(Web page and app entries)

BEGIN

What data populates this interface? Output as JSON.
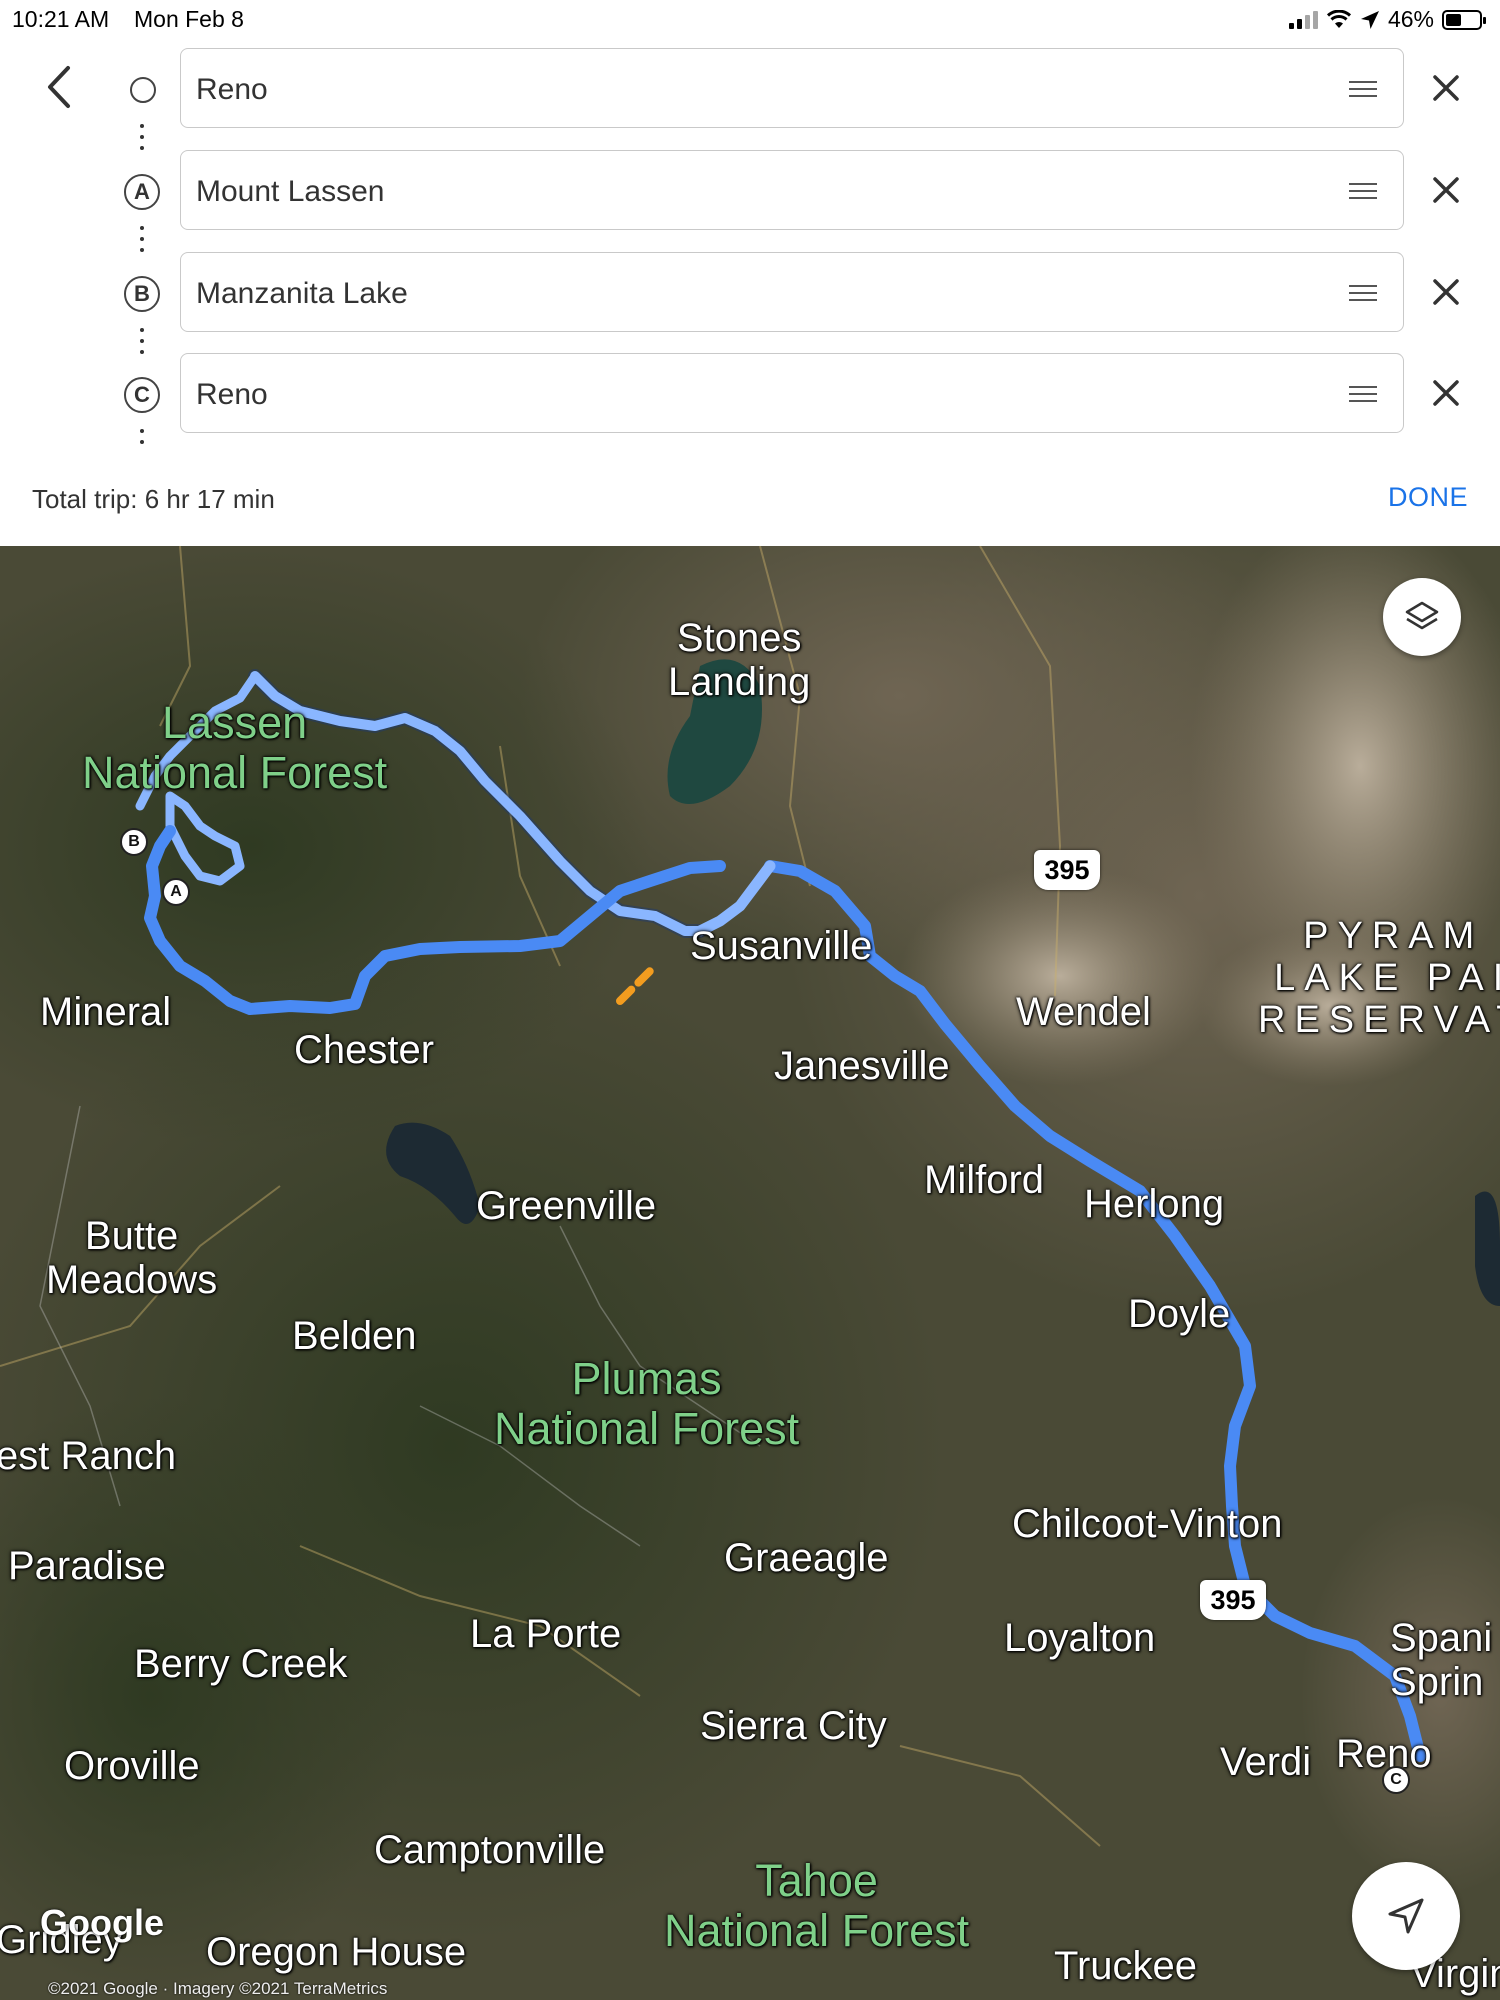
{
  "status_bar": {
    "time": "10:21 AM",
    "date": "Mon Feb 8",
    "battery": "46%",
    "battery_level": 0.46
  },
  "route": {
    "stops": [
      {
        "marker": "",
        "value": "Reno"
      },
      {
        "marker": "A",
        "value": "Mount Lassen"
      },
      {
        "marker": "B",
        "value": "Manzanita Lake"
      },
      {
        "marker": "C",
        "value": "Reno"
      }
    ],
    "total_trip": "Total trip: 6 hr 17 min",
    "done_label": "DONE"
  },
  "map": {
    "places": {
      "stones_landing": "Stones\nLanding",
      "lassen_nf": "Lassen\nNational Forest",
      "susanville": "Susanville",
      "pyramid_lake": "PYRAM\nLAKE PAI\nRESERVAT",
      "wendel": "Wendel",
      "mineral": "Mineral",
      "chester": "Chester",
      "janesville": "Janesville",
      "milford": "Milford",
      "herlong": "Herlong",
      "greenville": "Greenville",
      "butte_meadows": "Butte\nMeadows",
      "doyle": "Doyle",
      "belden": "Belden",
      "plumas_nf": "Plumas\nNational Forest",
      "forest_ranch": "est Ranch",
      "chilcoot_vinton": "Chilcoot-Vinton",
      "paradise": "Paradise",
      "graeagle": "Graeagle",
      "la_porte": "La Porte",
      "loyalton": "Loyalton",
      "spanish_springs": "Spani\nSprin",
      "berry_creek": "Berry Creek",
      "sierra_city": "Sierra City",
      "verdi": "Verdi",
      "reno": "Reno",
      "oroville": "Oroville",
      "camptonville": "Camptonville",
      "tahoe_nf": "Tahoe\nNational Forest",
      "gridley": "Gridley",
      "oregon_house": "Oregon House",
      "truckee": "Truckee",
      "virginia": "Virgini"
    },
    "highway_shields": [
      "395",
      "395"
    ],
    "pins": [
      "A",
      "B",
      "C"
    ],
    "attribution_logo": "Google",
    "copyright": "©2021 Google · Imagery ©2021 TerraMetrics"
  },
  "icons": {
    "back": "chevron-left-icon",
    "drag": "drag-handle-icon",
    "remove": "close-icon",
    "layers": "layers-icon",
    "locate": "navigation-arrow-icon"
  },
  "colors": {
    "route": "#4285f4",
    "route_light": "#7fb2ff",
    "done": "#1a73e8",
    "forest_label": "#7fd089"
  }
}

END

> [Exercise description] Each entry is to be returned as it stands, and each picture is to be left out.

> [Exercise answer]
What data populates this interface? Output as JSON.
{
  "status_bar": {
    "time": "10:21 AM",
    "date": "Mon Feb 8",
    "battery": "46%",
    "battery_level": 0.46
  },
  "route": {
    "stops": [
      {
        "marker": "",
        "value": "Reno"
      },
      {
        "marker": "A",
        "value": "Mount Lassen"
      },
      {
        "marker": "B",
        "value": "Manzanita Lake"
      },
      {
        "marker": "C",
        "value": "Reno"
      }
    ],
    "total_trip": "Total trip: 6 hr 17 min",
    "done_label": "DONE"
  },
  "map": {
    "places": {
      "stones_landing": "Stones\nLanding",
      "lassen_nf": "Lassen\nNational Forest",
      "susanville": "Susanville",
      "pyramid_lake": "PYRAM\nLAKE PAI\nRESERVAT",
      "wendel": "Wendel",
      "mineral": "Mineral",
      "chester": "Chester",
      "janesville": "Janesville",
      "milford": "Milford",
      "herlong": "Herlong",
      "greenville": "Greenville",
      "butte_meadows": "Butte\nMeadows",
      "doyle": "Doyle",
      "belden": "Belden",
      "plumas_nf": "Plumas\nNational Forest",
      "forest_ranch": "est Ranch",
      "chilcoot_vinton": "Chilcoot-Vinton",
      "paradise": "Paradise",
      "graeagle": "Graeagle",
      "la_porte": "La Porte",
      "loyalton": "Loyalton",
      "spanish_springs": "Spani\nSprin",
      "berry_creek": "Berry Creek",
      "sierra_city": "Sierra City",
      "verdi": "Verdi",
      "reno": "Reno",
      "oroville": "Oroville",
      "camptonville": "Camptonville",
      "tahoe_nf": "Tahoe\nNational Forest",
      "gridley": "Gridley",
      "oregon_house": "Oregon House",
      "truckee": "Truckee",
      "virginia": "Virgini"
    },
    "highway_shields": [
      "395",
      "395"
    ],
    "pins": [
      "A",
      "B",
      "C"
    ],
    "attribution_logo": "Google",
    "copyright": "©2021 Google · Imagery ©2021 TerraMetrics"
  },
  "icons": {
    "back": "chevron-left-icon",
    "drag": "drag-handle-icon",
    "remove": "close-icon",
    "layers": "layers-icon",
    "locate": "navigation-arrow-icon"
  },
  "colors": {
    "route": "#4285f4",
    "route_light": "#7fb2ff",
    "done": "#1a73e8",
    "forest_label": "#7fd089"
  }
}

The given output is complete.